We started at the Queens Pride House and ended at the Bohemian Hall & Beer Garden in Astoria.

This was the route:

View Queens Ride April 25th in a larger map

I was slightly nervous about leading a ride through Queens, having been there only once to look at an apartment and drink a beer on the sidewalk. Luckily, Queens is quite bike-friendly, and I mapped a route along the main bike lanes, thinking that would be best for a group of 15+ riders. Despite being slightly late and awkward (not to mention looking not as sexy/skinny in my tank top as I had imagined), the turnout was great! I think we managed to coerce a few more ladies into DOBC, which is awesome. I love these girls.

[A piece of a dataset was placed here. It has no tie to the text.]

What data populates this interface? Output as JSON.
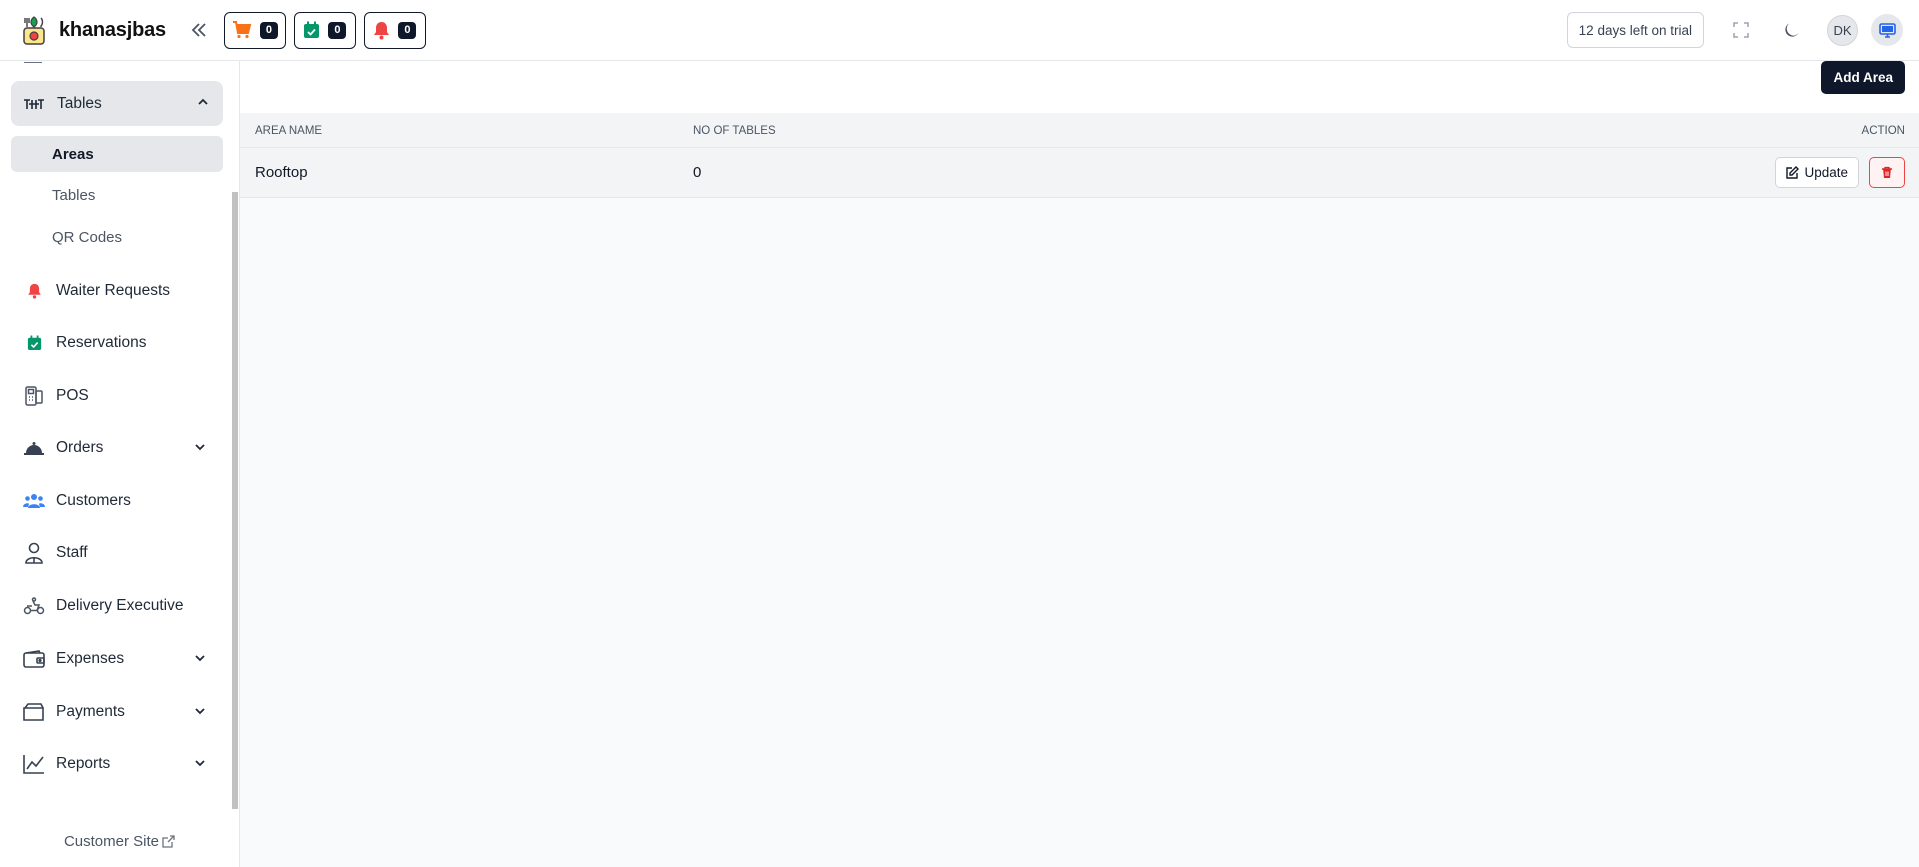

We started out from Queens Pride House and continued west on 34th Avenue, eventually hitting Skillman Avenue. Leading was fun, I just tried to stay in front of everyone, note when we got cut in half by red lights, and look cool. Truthfully I had a folded map that I kept pulling out of my pocket to check and re-check our location, but we rolled smoothly through Queens.

Once we approached the Queensboro Bridge, I stopped and pulled over to consult the map, terrified of leading a group of cute queers mistakenly into Manhattan and not to our beloved destination: the beer garden. We rode through a mini-park with wide streets, which was really pretty and eventually hit the "greenway." This particular "greenway" so was not so much green as adjacent to a large Con-Ed plant which could be mistaken for a prison, given the ferocity of the shiny barbed wire surrounding the place. Eventually, as we stumbled upon the sculpture garden (recommended by a rider), we made our way against the water, riding on a smooth, wide sidewalk that jutted out into the Hudson. This was what I had wanted the entire ride, and it provided the perfect near-end to our journey. We continued through Astoria Park and onto the beer garden.

The beer garden was super crowded. I determinedly waited for 30 minutes in front of a strong, bald Polish dude and implored him for beer with my eyes. I didn't want to shout at him, as I noticed none of the frat-type boys around me were doing that, nor the cute straight girls. So I just stood there, leaning further and further into the draught taps, hoping he might notice me. Eventually, after his co-worker spilled an entire pitcher of sticky stout on the bar, he served me. Three pitchers of Hoegaarden later, I forgave him. I was happy to return to the DOBC table, a crazy group of cyclists/queers among college boys.

Can't wait for the next ride!